Segment Start: SOURCE DATA

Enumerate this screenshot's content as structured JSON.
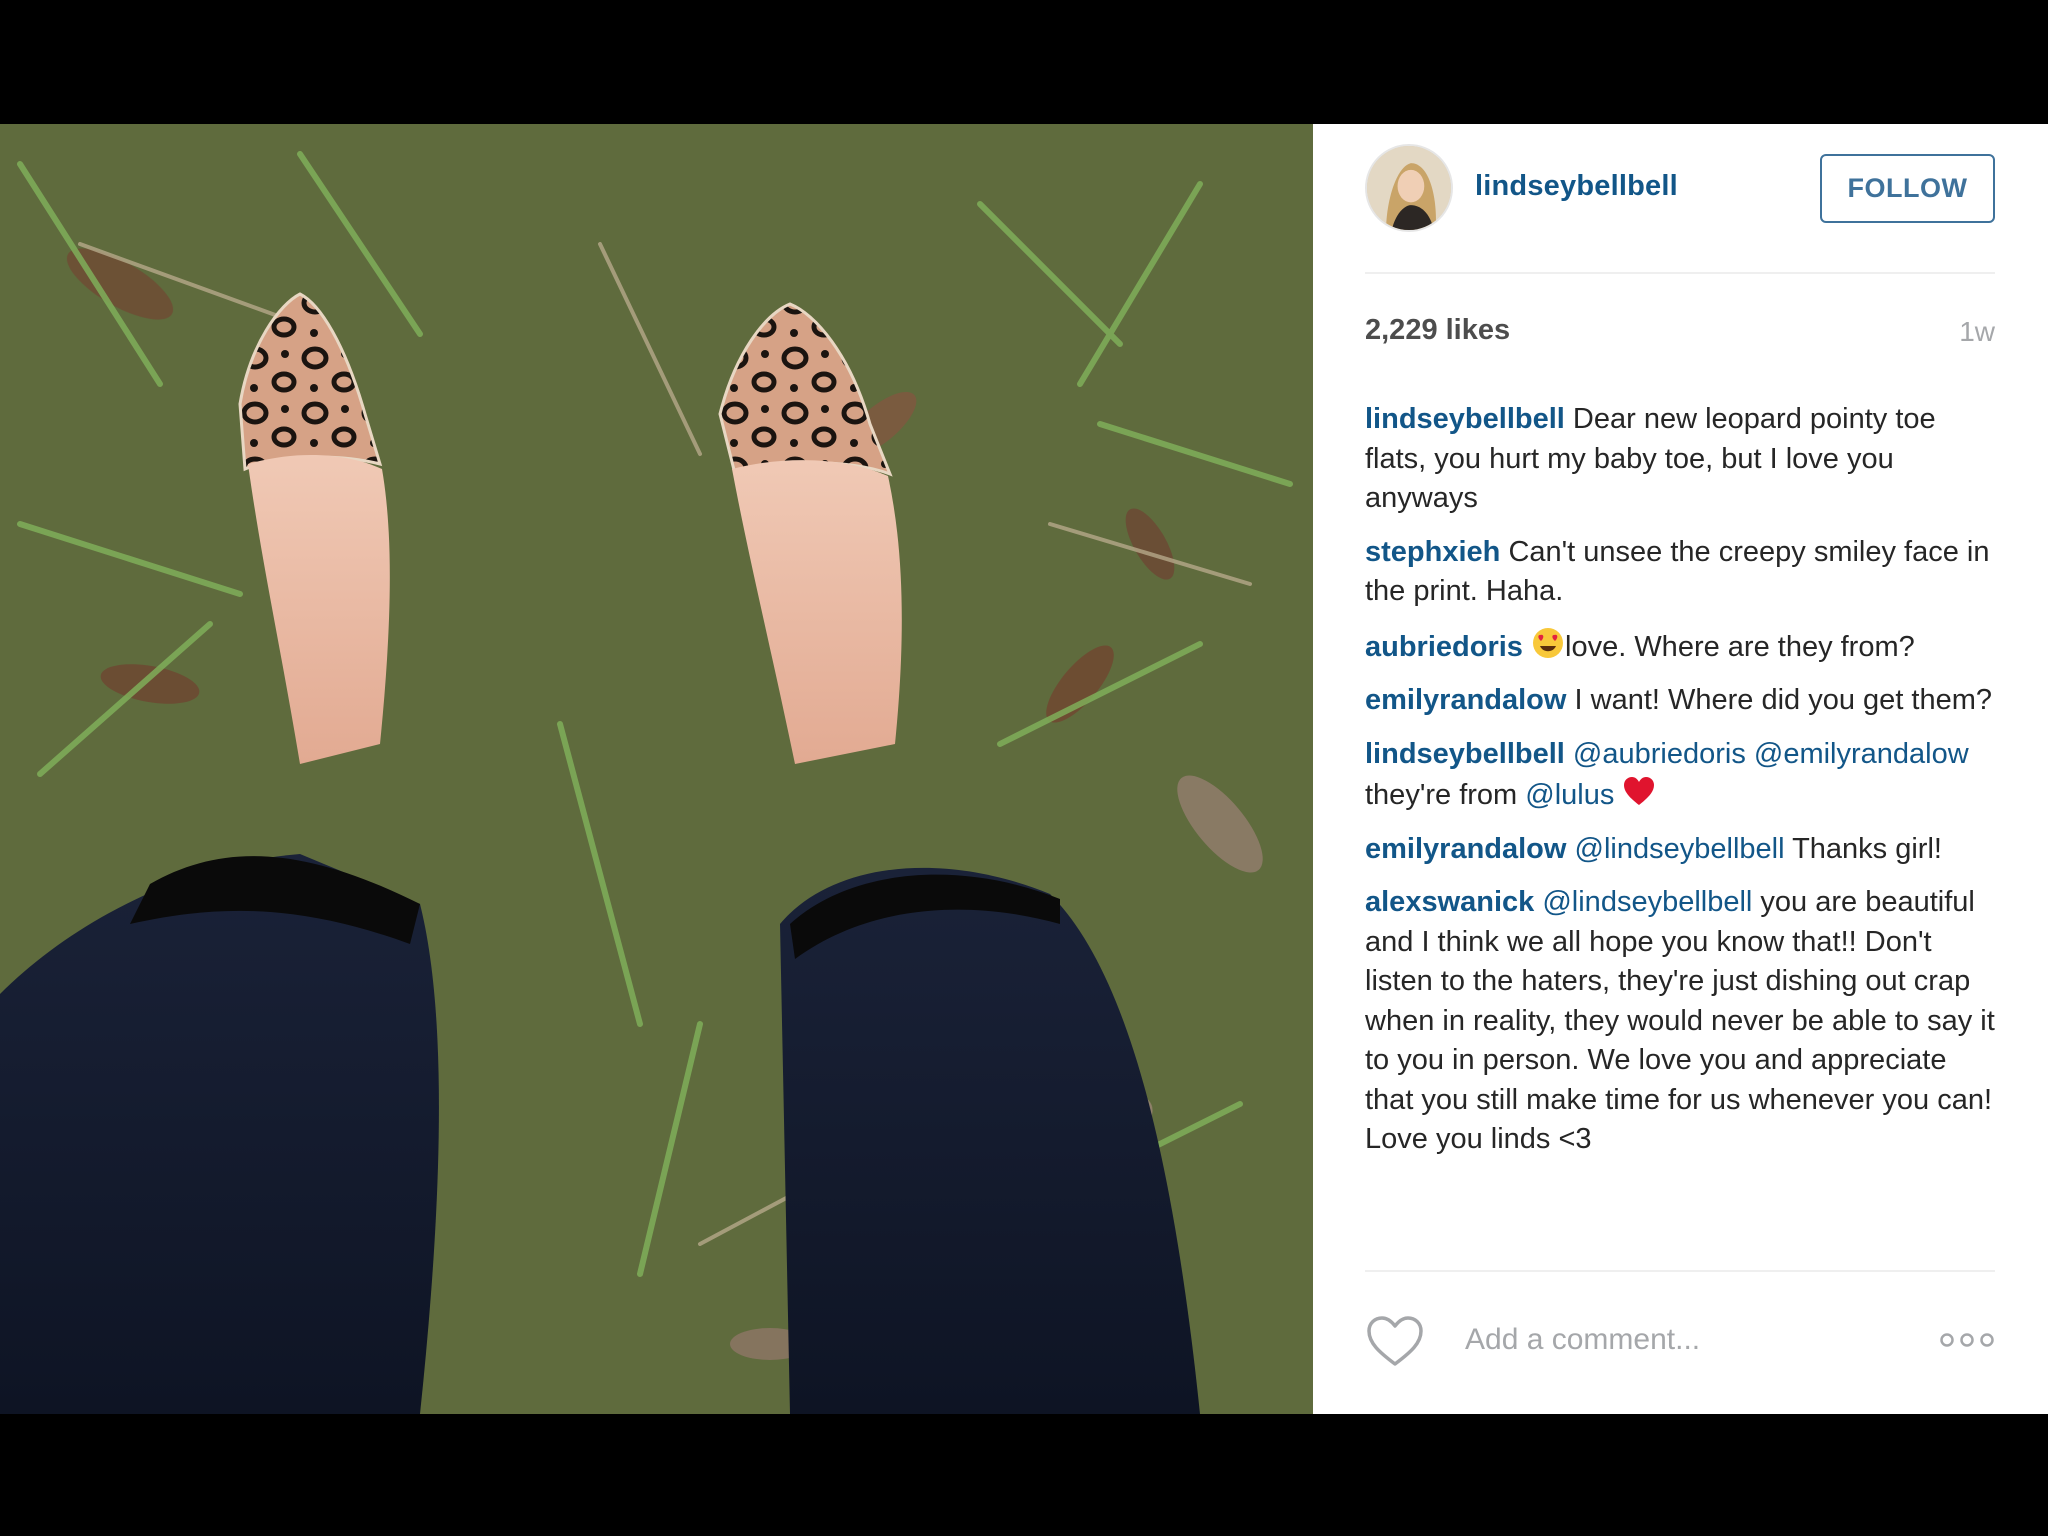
{
  "post": {
    "image_alt": "Feet wearing leopard print pointy toe flats standing on grass",
    "author": {
      "username": "lindseybellbell",
      "follow_label": "FOLLOW"
    },
    "likes_text": "2,229 likes",
    "age_text": "1w",
    "comments": [
      {
        "user": "lindseybellbell",
        "parts": [
          {
            "type": "text",
            "value": "Dear new leopard pointy toe flats, you hurt my baby toe, but I love you anyways"
          }
        ]
      },
      {
        "user": "stephxieh",
        "parts": [
          {
            "type": "text",
            "value": "Can't unsee the creepy smiley face in the print. Haha."
          }
        ]
      },
      {
        "user": "aubriedoris",
        "parts": [
          {
            "type": "emoji",
            "value": "heart-eyes-emoji"
          },
          {
            "type": "text",
            "value": "love. Where are they from?"
          }
        ]
      },
      {
        "user": "emilyrandalow",
        "parts": [
          {
            "type": "text",
            "value": "I want! Where did you get them?"
          }
        ]
      },
      {
        "user": "lindseybellbell",
        "parts": [
          {
            "type": "mention",
            "value": "@aubriedoris"
          },
          {
            "type": "text",
            "value": " "
          },
          {
            "type": "mention",
            "value": "@emilyrandalow"
          },
          {
            "type": "text",
            "value": " they're from "
          },
          {
            "type": "mention",
            "value": "@lulus"
          },
          {
            "type": "text",
            "value": " "
          },
          {
            "type": "emoji",
            "value": "red-heart-emoji"
          }
        ]
      },
      {
        "user": "emilyrandalow",
        "parts": [
          {
            "type": "mention",
            "value": "@lindseybellbell"
          },
          {
            "type": "text",
            "value": " Thanks girl!"
          }
        ]
      },
      {
        "user": "alexswanick",
        "parts": [
          {
            "type": "mention",
            "value": "@lindseybellbell"
          },
          {
            "type": "text",
            "value": " you are beautiful and I think we all hope you know that!! Don't listen to the haters, they're just dishing out crap when in reality, they would never be able to say it to you in person. We love you and appreciate that you still make time for us whenever you can! Love you linds <3"
          }
        ]
      }
    ],
    "comment_placeholder": "Add a comment...",
    "icons": {
      "like": "heart-outline-icon",
      "more": "more-options-icon"
    }
  },
  "colors": {
    "username_blue": "#125688",
    "follow_blue": "#3f729b",
    "muted_gray": "#a5a7aa",
    "text_dark": "#262626"
  }
}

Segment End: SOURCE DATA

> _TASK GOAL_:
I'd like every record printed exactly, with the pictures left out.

> _RESULT FOR THIS EXERCISE_:
Enumerate this screenshot's content as structured JSON.
{
  "post": {
    "image_alt": "Feet wearing leopard print pointy toe flats standing on grass",
    "author": {
      "username": "lindseybellbell",
      "follow_label": "FOLLOW"
    },
    "likes_text": "2,229 likes",
    "age_text": "1w",
    "comments": [
      {
        "user": "lindseybellbell",
        "parts": [
          {
            "type": "text",
            "value": "Dear new leopard pointy toe flats, you hurt my baby toe, but I love you anyways"
          }
        ]
      },
      {
        "user": "stephxieh",
        "parts": [
          {
            "type": "text",
            "value": "Can't unsee the creepy smiley face in the print. Haha."
          }
        ]
      },
      {
        "user": "aubriedoris",
        "parts": [
          {
            "type": "emoji",
            "value": "heart-eyes-emoji"
          },
          {
            "type": "text",
            "value": "love. Where are they from?"
          }
        ]
      },
      {
        "user": "emilyrandalow",
        "parts": [
          {
            "type": "text",
            "value": "I want! Where did you get them?"
          }
        ]
      },
      {
        "user": "lindseybellbell",
        "parts": [
          {
            "type": "mention",
            "value": "@aubriedoris"
          },
          {
            "type": "text",
            "value": " "
          },
          {
            "type": "mention",
            "value": "@emilyrandalow"
          },
          {
            "type": "text",
            "value": " they're from "
          },
          {
            "type": "mention",
            "value": "@lulus"
          },
          {
            "type": "text",
            "value": " "
          },
          {
            "type": "emoji",
            "value": "red-heart-emoji"
          }
        ]
      },
      {
        "user": "emilyrandalow",
        "parts": [
          {
            "type": "mention",
            "value": "@lindseybellbell"
          },
          {
            "type": "text",
            "value": " Thanks girl!"
          }
        ]
      },
      {
        "user": "alexswanick",
        "parts": [
          {
            "type": "mention",
            "value": "@lindseybellbell"
          },
          {
            "type": "text",
            "value": " you are beautiful and I think we all hope you know that!! Don't listen to the haters, they're just dishing out crap when in reality, they would never be able to say it to you in person. We love you and appreciate that you still make time for us whenever you can! Love you linds <3"
          }
        ]
      }
    ],
    "comment_placeholder": "Add a comment...",
    "icons": {
      "like": "heart-outline-icon",
      "more": "more-options-icon"
    }
  },
  "colors": {
    "username_blue": "#125688",
    "follow_blue": "#3f729b",
    "muted_gray": "#a5a7aa",
    "text_dark": "#262626"
  }
}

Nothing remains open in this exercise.